Obituary of Daniel Patrick O'Connell
My dad oozed flaws from every orifice of his body: booze, cigarettes, anxiety, depression, cancer, stubbornness, his Cubs’ fandom … at one point or another in his life, these flaws got the best of him. But despite those headwinds, he managed to put in 58 of the most entertaining years of anyone I’ve ever known, and everyone who got the chance to know him well will miss him dearly.
Born on May 5, 1961, in Waukegan, my dad honed his gregarious nature and sharp wit at Waukegan High School. Sporting a head full of sandy brown curls and what can best be described as a Mike Ditka-esque mustache, it was there that he met the love of his life, my mom, Annette Bruno. After a tragic accident compelled them to stay together long after their high school days ended (me), he started out on his life’s journey. Never boring, my dad worked many-a-live-long-day on the railroad, shifted a few years later to Abbott Laboratories and later signed up at Modagrafics, among other professions. Along the way, one constant remained: He made lifelong friends at every stop, evident by the number and breadth of well-wishers who were good enough to share their fondest memories of my dad with me in his hospital room.
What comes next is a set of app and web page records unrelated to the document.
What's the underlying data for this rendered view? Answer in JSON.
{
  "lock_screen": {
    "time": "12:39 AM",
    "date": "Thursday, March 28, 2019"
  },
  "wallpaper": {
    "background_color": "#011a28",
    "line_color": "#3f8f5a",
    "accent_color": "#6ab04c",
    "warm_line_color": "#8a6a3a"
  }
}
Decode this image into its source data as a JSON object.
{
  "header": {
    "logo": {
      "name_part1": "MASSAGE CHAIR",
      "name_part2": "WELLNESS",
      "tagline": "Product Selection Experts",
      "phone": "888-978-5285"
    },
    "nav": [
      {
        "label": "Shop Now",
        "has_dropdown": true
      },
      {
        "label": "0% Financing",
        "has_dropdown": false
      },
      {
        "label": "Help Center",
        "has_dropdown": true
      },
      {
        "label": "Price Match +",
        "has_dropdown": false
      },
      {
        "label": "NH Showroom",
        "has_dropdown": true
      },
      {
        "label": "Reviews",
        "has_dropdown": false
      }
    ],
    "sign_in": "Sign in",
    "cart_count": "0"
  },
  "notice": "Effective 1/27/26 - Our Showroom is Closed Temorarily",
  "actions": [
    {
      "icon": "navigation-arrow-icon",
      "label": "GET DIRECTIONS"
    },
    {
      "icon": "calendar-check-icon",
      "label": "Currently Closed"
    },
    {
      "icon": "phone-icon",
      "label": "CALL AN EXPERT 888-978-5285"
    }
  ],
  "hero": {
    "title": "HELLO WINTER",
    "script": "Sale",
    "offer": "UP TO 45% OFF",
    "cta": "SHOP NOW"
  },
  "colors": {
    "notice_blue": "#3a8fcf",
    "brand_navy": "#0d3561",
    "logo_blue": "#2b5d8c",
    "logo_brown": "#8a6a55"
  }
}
Dad found his calling late in life as a taxi driver, where he could share his love of the Blackhawks and his concern over the Bears' quarterback play with his unsuspecting passengers. It was there that he met his closest confidant, Dave, a sweet, caring man whose lasting friendship with my dad has earned him an honorary lifetime membership into our family.
My dad’s hobbies included golfing (he loved to regale anyone who would listen with the story of when he shot a par round at Bonnie Brook Golf Course back in the day), expertly grilling/cooking rare-to-medium-rare meat (“I like my steaks to moo at me right before I take my first bite”), complaining about the Cubs’ bullpen, humorous anecdotes, wearing shorts every. single. month. of the year (no matter how much snow was on the ground), fishing and talking about his Chicago Blackhawks cuckoo clock: I mean, seriously, he wouldn’t shut up about that thing. Like, it’s a clock; get over yourself. (Update: He never did.) A second tragic accident (my brother, Michael) forced him into something he should have been doing a long time before he started: coaching Little League baseball. Baseball + impressionable children + fun? Subscribe. “Your dad was such a dummy not to get into this when you were a kid,” he’d tell me. He was a natural, and I know my brother enjoyed his baseball tutelage just as much as he did the snack cakes and Capri Sun pouches after games.
So how will I remember my dad? What sticks out? What’s his legacy? He was the typical Boomer dad in many ways: Provide for your family, keep your emotions in check, never share your feelings, etc. He passed on his stubbornness to me (and if you disagree with that sentiment, I will fight you). But, near the end of his life, his try meter went up considerably. He didn’t always do the right thing (none of us do). He started going to Alcoholics Anonymous. He twice made it past 1 year sober. So, again, not perfect, but TRYING. He took his granddaughter fishing. He spent time chasing his grandson around as he giggled. After his cancer diagnosis in May, he accompanied my brother and I for a memorable trip to Las Vegas. The ‘Hawks beat the Golden Knights for the first time. He used part of his retirement account to set up trusts for my kids’ college funds. He spent more time with beloved family members, like his niece, Cindy, who frequently brought him meals. My brother quit smoking. To put it simply: He made the best of a bad situation.
After he died, I went through a bunch of medical records stacking up on his dining room table. It was obvious that he had stopped sharing updates from the doctors because he didn’t want to be forced to keep breaking the bad news to loved ones. His dad died when I was about 21 months old. My dad died a few days after my son turned 18 months old. I promised my dad in his final days that I would break this cycle, that I’ll be around to see my grandson grow up, whenever that day might come. It’s ironic and unfair that, in the end, lung cancer took the breath away from a man who breathed life into so many ordinary everyday situations.
Please join us in a celebration of Dan’s life from 4-8 p.m. Thursday at McMurrough Funeral Chapel, 101 Park Place, Libertyville, IL. Light snacks will be served, and more detailed descriptions of the Chicago Blackhawks cuckoo clock will be available. In lieu of flowers, a college education fund for Cailin Arlene O'Connell has been established in memory of Daniel Patrick O’Connell. Envelopes for the education fund will be available at the funeral chapel. Please make donations payable to Cailin Arlene O'Connell and forward them to 101 Park Place, Libertyville, IL 60048.